Scenario planning can be a very important part of your strategic plan. One question that sometimes comes up is should I use a single scenario or multiple scenarios? Another question is with more than one, how do you choose what the scenarios are?
Should you use more than one?
A single scenario is the basic approach that we use in Simplified Strategic Planning. This is because, in many instances a single scenario gives us a good snapshot of the future we expect to happen. There is no need to use more scenarios if there is little chance of great variations in the future of your industry. There are however often situations where different possibilities will lead to very different outcomes.
To determine if you need more than one example, take a look at the basic expected outcome. Are there any highly likely changes that may or may not occur that would dramatically change that outcome? If there are, you should consider having two or more scenarios. We use the Industry Scenario to create the Winner’s Profile (page 4.8 in the Simplified Strategic Planning Manual), an outline of the traits of a company that is most likely to success in that situation. Multiple scenarios are most useful when the resulting Winners’ Profile would be dramatically different between the resulting scenarios.
Useful categories for scenarios
Here are some examples of future categories that I have found useful when working with companies:
- Event based scenarios.
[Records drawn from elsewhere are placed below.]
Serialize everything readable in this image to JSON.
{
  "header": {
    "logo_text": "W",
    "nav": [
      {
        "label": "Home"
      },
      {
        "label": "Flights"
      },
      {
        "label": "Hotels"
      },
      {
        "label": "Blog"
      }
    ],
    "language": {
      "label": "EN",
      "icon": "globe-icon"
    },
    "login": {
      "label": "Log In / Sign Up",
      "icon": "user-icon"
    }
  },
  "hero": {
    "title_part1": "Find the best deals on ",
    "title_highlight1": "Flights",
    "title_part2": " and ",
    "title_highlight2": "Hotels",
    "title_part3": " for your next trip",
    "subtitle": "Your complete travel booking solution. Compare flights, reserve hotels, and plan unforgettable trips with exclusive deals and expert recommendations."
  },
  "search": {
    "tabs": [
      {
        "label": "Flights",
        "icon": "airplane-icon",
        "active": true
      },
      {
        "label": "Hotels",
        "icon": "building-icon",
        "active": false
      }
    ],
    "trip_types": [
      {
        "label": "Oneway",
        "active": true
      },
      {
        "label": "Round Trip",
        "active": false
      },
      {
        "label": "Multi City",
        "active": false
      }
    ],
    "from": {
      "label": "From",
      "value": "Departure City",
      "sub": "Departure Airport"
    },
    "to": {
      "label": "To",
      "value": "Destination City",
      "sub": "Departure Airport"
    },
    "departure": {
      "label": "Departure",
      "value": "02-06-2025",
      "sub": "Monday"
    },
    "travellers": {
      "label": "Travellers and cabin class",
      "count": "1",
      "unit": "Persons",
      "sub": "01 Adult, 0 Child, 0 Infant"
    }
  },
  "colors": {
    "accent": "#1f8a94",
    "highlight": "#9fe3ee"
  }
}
This is useful when there is an either or event that could happen, eg. the passage of a new healthcare law, an election, or the approval of a new drug.
- Best case worst-case most likely scenarios. This is useful when there’s a great deal of uncertainty and a wide range of possibilities. For example in my April article on Covid, I speculated on three outcomes for the Covid pandemic, and some clients have used this approach basing scenarios on variables like the price of oil.
- Alternate trends . This can be useful when you see major trends in an industry that may lead to wildly different outcomes. In several cases, I have worked with teams that could not choose whether their markets were going to become more specialty oriented or commodity oriented. Another divergence would be whether your industry is going to consolidate or become more fragmented.
Keep it simple
While this list is not exhaustive, the three approaches above are both the most common and the most useful. Generally, you should keep the list as simple as you can. It’s good to encompass markedly different outcomes that could happen in the future. It’s not useful to create multiple scenarios covering small variations in outcome. This is especially true if the resulting Winners’ Profiles are virtually identical.
If you would like to explore which approach to planning would work best for your company the team at Center for Simplified Strategic Planning offers the best team based strategy facilitation you can get.